Banteay Kdei Temple

The Khmer Empire lasted from 802 to 1431, initially under Hindu religious beliefs up to the end of the 12th century and later under Buddhist religious practices. It was a time when temples of grandeur came to be built and reached a crescendo during the reign of Suryavarman II until 1191, and later in the 12th–13th centuries, under Jayavarman VII. Many Buddhist temples were built, including the Banteay Kdei, from middle of the 12th century to early 13th century. Though Jayavarman VII was credited with building many temples, he was also accused of squandering money on extravagant temple building projects at the expense of society and other duties. He built Buddhist temples in which Bodhisattva Avalokitesvara was the main deity.[5] This temple built, conforming to the style of the Ta Prohm and Preah Khan temples in the vicinity during the same period by Jayavarman VII, but of a smaller size, was built as a Buddhist monastic complex on the site of a 10th-century temple built by Rajendravarman. Some small inscriptions attest to the building of this temple by Jayavarman VII and the royal architect, Kavindrarimathana.

 

Prasat Kravan Temple

Prasat Kravan is a small 10th-century temple consisting of five reddish brick towers on a common terrace, located at Angkor, Cambodia south of the artificial lake or baray called Srah Srang. Its original Sanskrit name is unknown. The modern name in Khmer, "Prasat Kravan", means artabotrys odoratissimus temple.
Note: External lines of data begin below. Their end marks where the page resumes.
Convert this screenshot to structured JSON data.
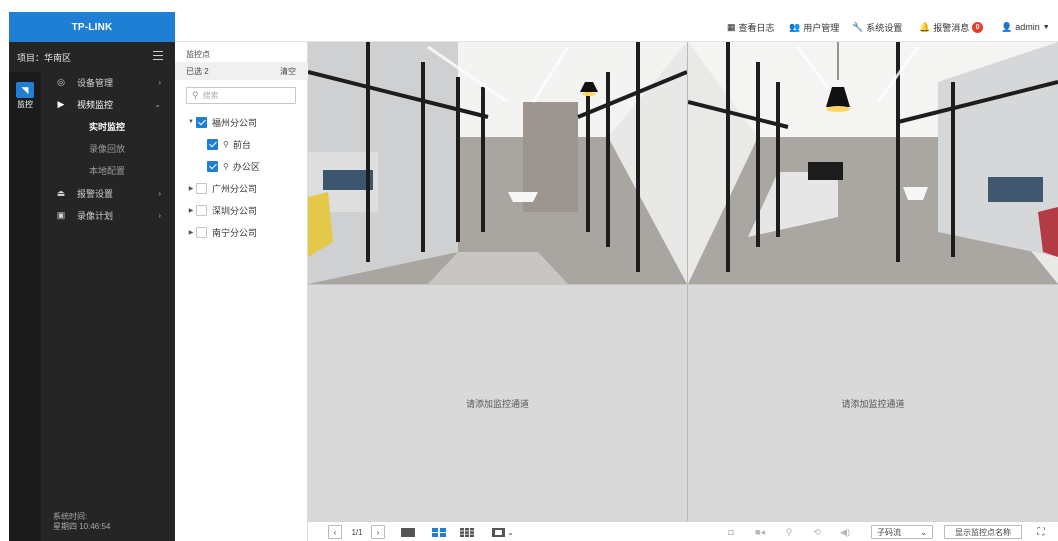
{
  "brand": {
    "logo_text": "TP-LINK",
    "accent": "#1f7fd4"
  },
  "header": {
    "log_label": "查看日志",
    "users_label": "用户管理",
    "settings_label": "系统设置",
    "alarm_label": "报警消息",
    "alarm_count": "0",
    "user_label": "admin"
  },
  "nav": {
    "project": "项目：华南区",
    "rail_label": "监控",
    "menu": {
      "device": "设备管理",
      "video": "视频监控",
      "alarm": "报警设置",
      "record": "录像计划"
    },
    "video_sub": [
      "实时监控",
      "录像回放",
      "本地配置"
    ],
    "systime_label": "系统时间:",
    "systime_value": "星期四 10:46:54"
  },
  "tree": {
    "title": "监控点",
    "selected": "已选 2",
    "clear": "清空",
    "search_placeholder": "搜索",
    "nodes": {
      "fuzhou": "福州分公司",
      "qiantai": "前台",
      "office": "办公区",
      "guangzhou": "广州分公司",
      "shenzhen": "深圳分公司",
      "nanning": "南宁分公司"
    }
  },
  "grid": {
    "empty_text": "请添加监控通道"
  },
  "toolbar": {
    "page": "1/1",
    "stream_select": "子码流",
    "show_names_btn": "显示监控点名称"
  }
}
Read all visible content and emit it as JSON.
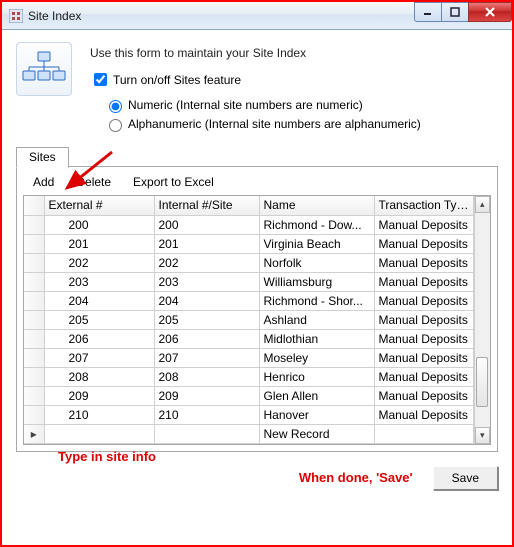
{
  "window": {
    "title": "Site Index"
  },
  "intro": "Use this form to maintain your Site Index",
  "feature_checkbox_label": "Turn on/off Sites feature",
  "feature_checked": true,
  "radio_numeric": "Numeric (Internal site numbers are numeric)",
  "radio_alpha": "Alphanumeric (Internal site numbers are alphanumeric)",
  "radio_selected": "numeric",
  "tab_label": "Sites",
  "toolbar": {
    "add": "Add",
    "delete": "Delete",
    "export": "Export to Excel"
  },
  "columns": {
    "external": "External #",
    "internal": "Internal #/Site",
    "name": "Name",
    "type": "Transaction Type"
  },
  "rows": [
    {
      "ext": "200",
      "int": "200",
      "name": "Richmond - Dow...",
      "type": "Manual Deposits"
    },
    {
      "ext": "201",
      "int": "201",
      "name": "Virginia Beach",
      "type": "Manual Deposits"
    },
    {
      "ext": "202",
      "int": "202",
      "name": "Norfolk",
      "type": "Manual Deposits"
    },
    {
      "ext": "203",
      "int": "203",
      "name": "Williamsburg",
      "type": "Manual Deposits"
    },
    {
      "ext": "204",
      "int": "204",
      "name": "Richmond - Shor...",
      "type": "Manual Deposits"
    },
    {
      "ext": "205",
      "int": "205",
      "name": "Ashland",
      "type": "Manual Deposits"
    },
    {
      "ext": "206",
      "int": "206",
      "name": "Midlothian",
      "type": "Manual Deposits"
    },
    {
      "ext": "207",
      "int": "207",
      "name": "Moseley",
      "type": "Manual Deposits"
    },
    {
      "ext": "208",
      "int": "208",
      "name": "Henrico",
      "type": "Manual Deposits"
    },
    {
      "ext": "209",
      "int": "209",
      "name": "Glen Allen",
      "type": "Manual Deposits"
    },
    {
      "ext": "210",
      "int": "210",
      "name": "Hanover",
      "type": "Manual Deposits"
    }
  ],
  "new_row_label": "New Record",
  "annot_type_in": "Type in site info",
  "annot_save": "When done, 'Save'",
  "save_btn": "Save"
}
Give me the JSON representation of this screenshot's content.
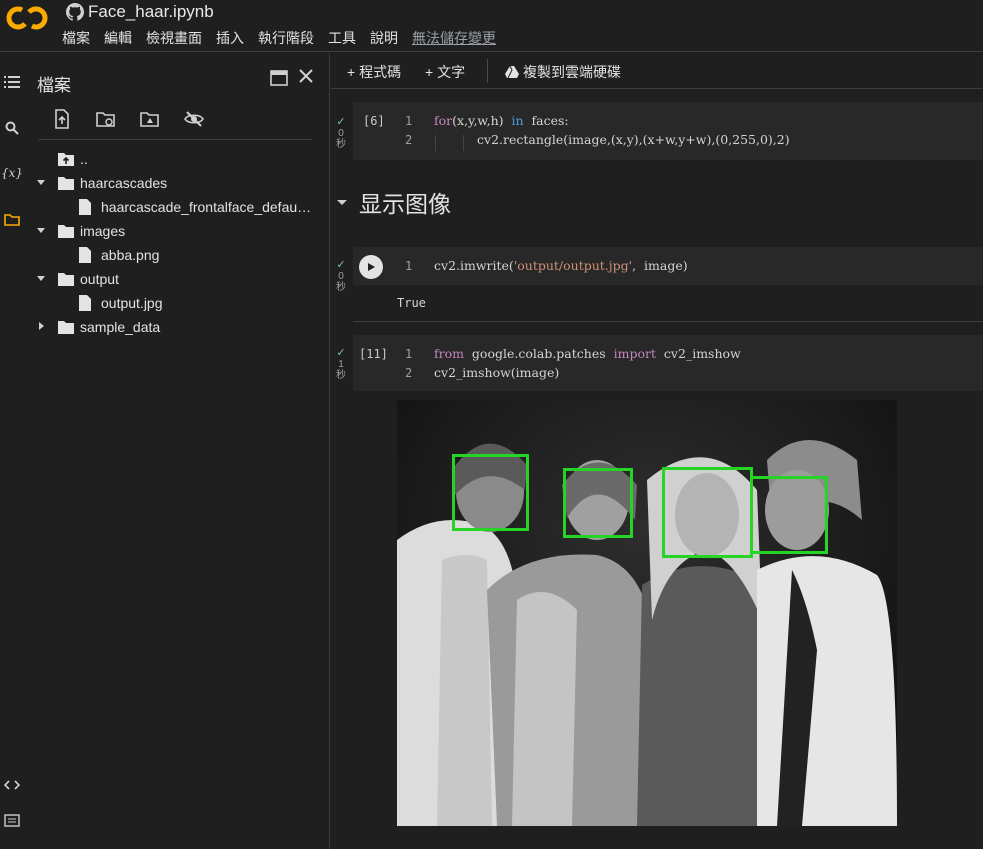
{
  "header": {
    "filename": "Face_haar.ipynb",
    "menu": [
      "檔案",
      "編輯",
      "檢視畫面",
      "插入",
      "執行階段",
      "工具",
      "說明"
    ],
    "unsaved_label": "無法儲存變更"
  },
  "panel": {
    "title": "檔案",
    "tree": {
      "parent": "..",
      "haarcascades": "haarcascades",
      "haar_file": "haarcascade_frontalface_defau…",
      "images": "images",
      "abba": "abba.png",
      "output": "output",
      "output_file": "output.jpg",
      "sample_data": "sample_data"
    }
  },
  "toolbar": {
    "add_code": "+ 程式碼",
    "add_text": "+ 文字",
    "copy_drive": "複製到雲端硬碟"
  },
  "cells": {
    "c1": {
      "exec": "[6]",
      "duration": "0",
      "unit": "秒",
      "ln1": "1",
      "ln2": "2",
      "line1_kw": "for",
      "line1_a": "(x,y,w,h)  ",
      "line1_in": "in",
      "line1_b": "  faces:",
      "line2": "cv2.rectangle(image,(x,y),(x+w,y+w),(0,255,0),2)"
    },
    "section": "显示图像",
    "c2": {
      "duration": "0",
      "unit": "秒",
      "ln1": "1",
      "line1_a": "cv2.imwrite(",
      "line1_str": "'output/output.jpg'",
      "line1_b": ",  image)",
      "output": "True"
    },
    "c3": {
      "exec": "[11]",
      "duration": "1",
      "unit": "秒",
      "ln1": "1",
      "ln2": "2",
      "line1_from": "from",
      "line1_mod": "  google.colab.patches  ",
      "line1_import": "import",
      "line1_fn": "  cv2_imshow",
      "line2": "cv2_imshow(image)"
    }
  },
  "colors": {
    "accent_orange": "#f9ab00",
    "box_green": "#25d425",
    "check_green": "#81c995"
  }
}
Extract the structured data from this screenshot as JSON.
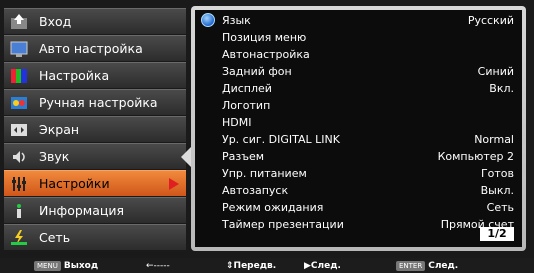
{
  "menu": [
    {
      "label": "Вход",
      "icon": "input-icon"
    },
    {
      "label": "Авто настройка",
      "icon": "auto-setup-icon"
    },
    {
      "label": "Настройка",
      "icon": "adjust-icon"
    },
    {
      "label": "Ручная настройка",
      "icon": "manual-adjust-icon"
    },
    {
      "label": "Экран",
      "icon": "screen-icon"
    },
    {
      "label": "Звук",
      "icon": "sound-icon"
    },
    {
      "label": "Настройки",
      "icon": "settings-icon",
      "active": true
    },
    {
      "label": "Информация",
      "icon": "info-icon"
    },
    {
      "label": "Сеть",
      "icon": "network-icon"
    }
  ],
  "settings": [
    {
      "label": "Язык",
      "value": "Русский"
    },
    {
      "label": "Позиция меню",
      "value": ""
    },
    {
      "label": "Автонастройка",
      "value": ""
    },
    {
      "label": "Задний фон",
      "value": "Синий"
    },
    {
      "label": "Дисплей",
      "value": "Вкл."
    },
    {
      "label": "Логотип",
      "value": ""
    },
    {
      "label": "HDMI",
      "value": ""
    },
    {
      "label": "Ур. сиг. DIGITAL LINK",
      "value": "Normal"
    },
    {
      "label": "Разъем",
      "value": "Компьютер 2"
    },
    {
      "label": "Упр. питанием",
      "value": "Готов"
    },
    {
      "label": "Автозапуск",
      "value": "Выкл."
    },
    {
      "label": "Режим ожидания",
      "value": "Сеть"
    },
    {
      "label": "Таймер презентации",
      "value": "Прямой счет"
    }
  ],
  "page_indicator": "1/2",
  "footer": {
    "menu_key": "MENU",
    "exit": "Выход",
    "back_arrow": "←-----",
    "prev": "⇕Передв.",
    "next_arrow": "▶След.",
    "enter_key": "ENTER",
    "enter_next": "След."
  },
  "colors": {
    "active": "#e0662a",
    "panel_border": "#c8c8c8"
  }
}
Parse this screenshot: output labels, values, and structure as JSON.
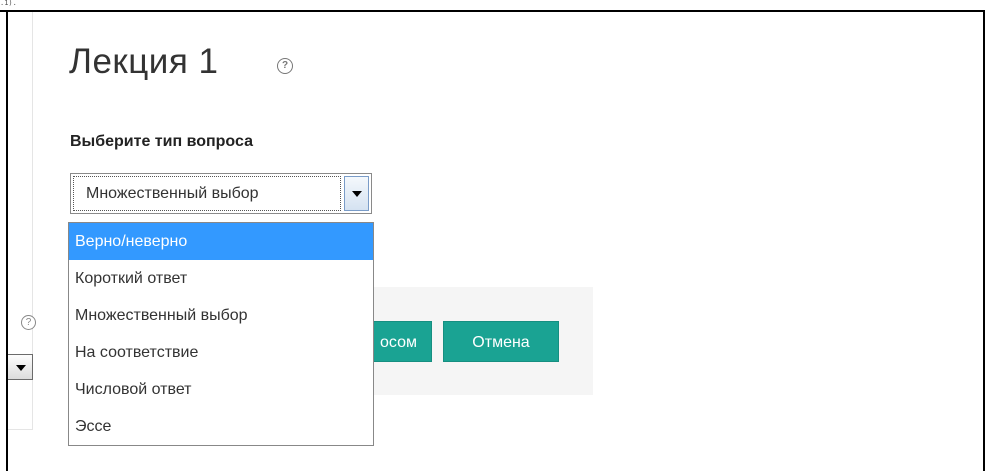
{
  "top_artifact": ".1).",
  "left_panel": {
    "help_icon": "help-circle-icon",
    "help_glyph": "?"
  },
  "page": {
    "title": "Лекция 1",
    "title_help_glyph": "?"
  },
  "question_type": {
    "label": "Выберите тип вопроса",
    "selected": "Множественный выбор",
    "options": [
      "Верно/неверно",
      "Короткий ответ",
      "Множественный выбор",
      "На соответствие",
      "Числовой ответ",
      "Эссе"
    ],
    "highlighted_option": "Верно/неверно"
  },
  "actions": {
    "add_label_partial": "осом",
    "cancel_label": "Отмена"
  },
  "colors": {
    "accent_button": "#1aa393",
    "dropdown_highlight": "#3399ff"
  }
}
The temple was dedicated to Vishnu in 921 CE, according to an inscription on door jambs.

 
Package IncludedPackage Not Include
  • Cool water during travel
  • ticket entry
  • Tour guide
  • Meals
Booking Now

More Tours Related

Accommodation

    Tripadvisor